European lenders are about to show investors if they can ride the pandemic-induced wave of investment banking revenue that propelled U.S. peers to a record quarter.
While Credit Suisse Group AG kicked off Europe’s bank earnings season on Thursday, its gains in trading and advising on deals were a sideshow given blow-ups related to Greensill Capital and Archegos Capital Management. This week, four of the biggest securities firms are up.
The focus will be on Deutsche Bank AG’s ongoing efforts to regain market share in debt trading, UBS Group AG’s performance in wealth management and Barclays Plc’s ability to bolster earnings by releasing reserves for bad loans.

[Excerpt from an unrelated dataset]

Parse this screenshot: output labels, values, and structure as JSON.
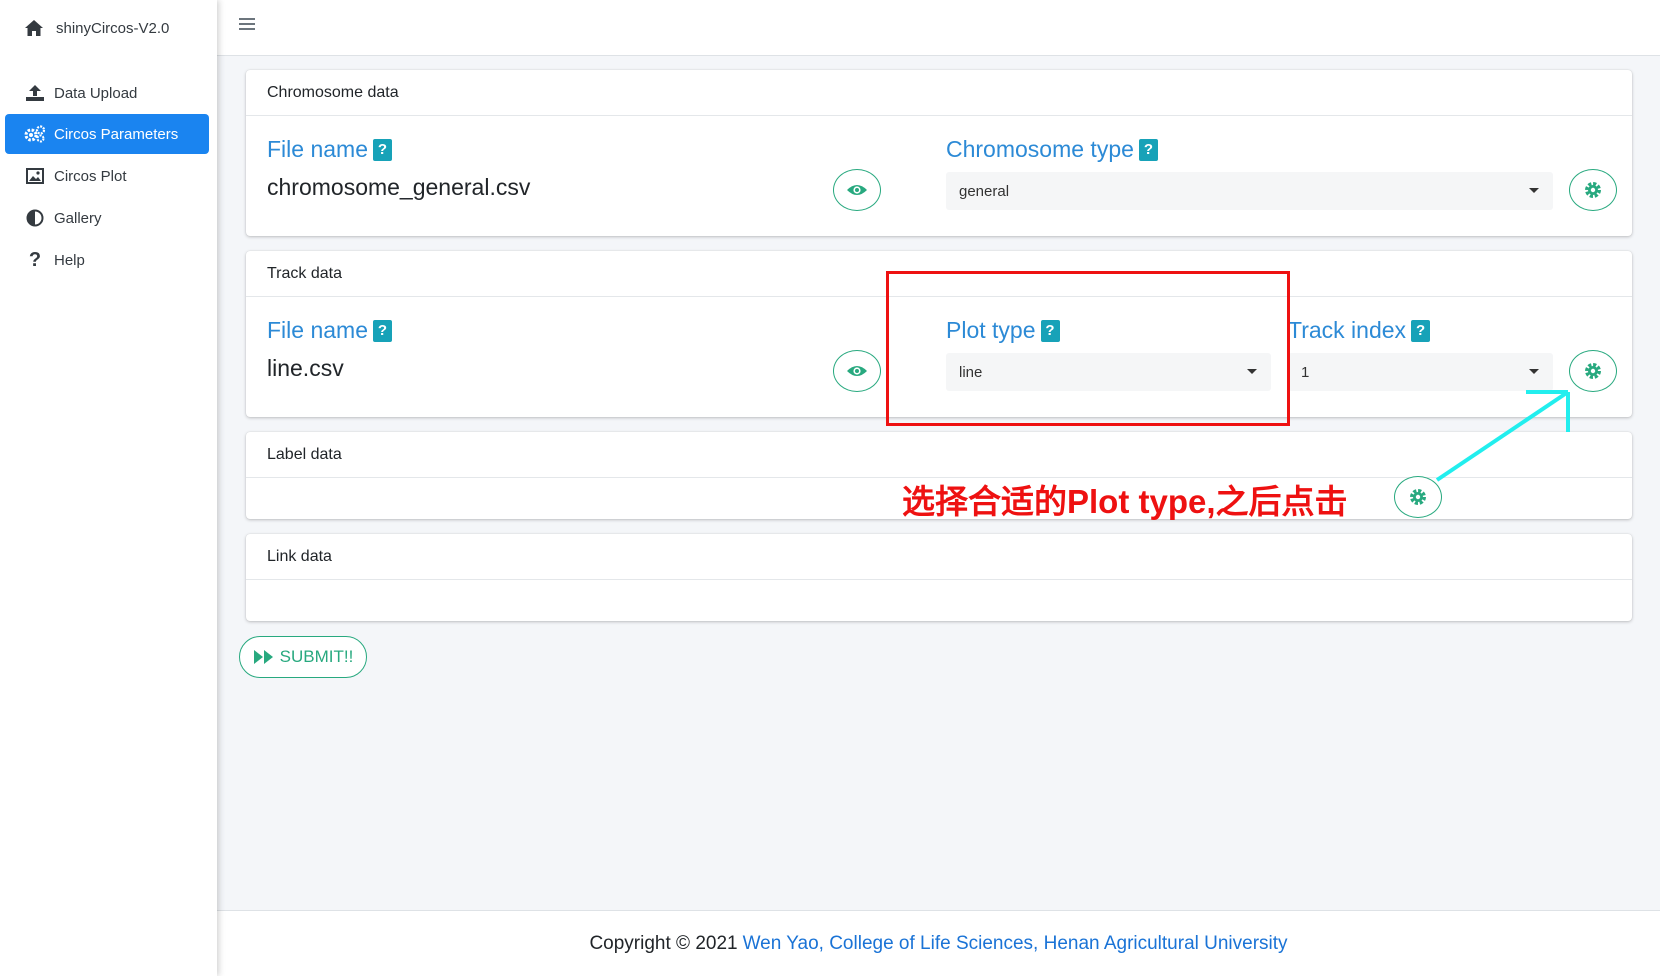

Banks are relying on their deal-makers and traders to generate profits. While lockdowns have forced corporate and retail banking divisions to stash money for a wave of bad loans when taxpayer-funded support measures run out, some U.S. Banks and European peers have already started to release reserves because of a better-than-expected economic outlook
These are some of the hot topics for investors when UBS publishes first-quarter earnings on Tuesday followed by Deutsche Bank the next day, BNP Paribas SA on Friday and Societe Generale SA the following week.
All the main U.K. lenders are also reporting results this week, including HSBC Holdings Plc on Tuesday and Barclays on Friday. Investors are on the lookout for additional guidance on HSBC’s increased investment in Asia and will scrutinize the performance of Barclays’ investment bank.
Bankers who help companies orchestrate takeovers and raise money on financial markets are set to outshine their colleagues on trading desks as clients rush to lock in lower funding costs. Still, that business is traditionally smaller than the markets operations and most European investment banks aren’t expected to track the doubling in revenue the top five U.S. firms saw in the first quarter.
Securities firms have warned that revenue from trading debt and currencies will probably fall this year after a bumper haul in 2020. Yet Deutsche Bank looks set to continue to profit in the first three months, allowing it to claw back market share after years of retrenchment. Again, the 10% gain that analysts are predicting at the German bank is less than the 17% increase at U.S. competitors.
Deutsche Bank said in mid-March that revenue at its wider investment bank to date was 20% higher than a year ago. It cited particular strength in credit trading. The German firm is Europe’s biggest bond trader, although it is still smaller than U.S. peers.
BNP Paribas and SocGen will probably see revenue from dealing in stocks rebound in the first quarter from a year ago when the suspension of many corporate dividends caused losses in equity derivatives, a specialty of French banks. SocGen could beat analysts’ expectations after Bloomberg reported that the business may generate a level of revenue close to the 667 million euros ($804.5 million) seen in the first quarter of 2019.
Yet, after overhauling those businesses, SocGen especially will face questions on where gains will come from in future. Other big stock traders in Europe, like UBS, will probably fail to keep up with the 36% jump that U.S. firms delivered in equities.
Credit Suisse was burned by the collapse of the secretive family office that made highly leveraged bets on stocks. The lender took a 4.4 billion Swiss franc ($4.8 billion) hit in the first quarter. Analysts will probably also ask other banks for detail on their related risks, notably how Deutsche Bank cut its exposure without incurring any losses. The German lender sold about $4 billion of holdings seized in the implosion of Archegos in a private deal, Bloomberg reported this month.
UBS may also take a hit related to the secretive family office, although it hasn’t detailed any exposure. Finews reported in March that the bank may record losses of “not more than low three-digit millions” — not enough to trigger a profit warning.
While lockdowns have forced corporate and retail banking divisions to stash money for a surge in bad loans, European lenders may now follow U.S. banks in releasing some of the provisions on signs the economic hit may be less severe than expected. That would bolster profit at a time when questions abound as to how sustainable the market flurry will be and the slow pace of vaccination in some countries clouds the outlook.
Barclays could beat analysts’ profit forecasts with releases, although such a move is more likely in the second quarter when there’s greater clarity on the success of vaccines, according to Citigroup Inc.
While Credit Suisse is front and center when it comes to Greensill Capital, the Swiss lender isn’t the only bank exposed to the fallout from the implosion of the supply chain finance firm. Deutsche Bank and Commerzbank AG could eventually face a hit if a German fund that compensated depositors of Greensill’s Bremen-based bank has to be replenished. Deutsche Bank is also lobbying to cap levies for a separate European bank rescue fund that are weighing on its earnings.
— With assistance by Tom Metcalf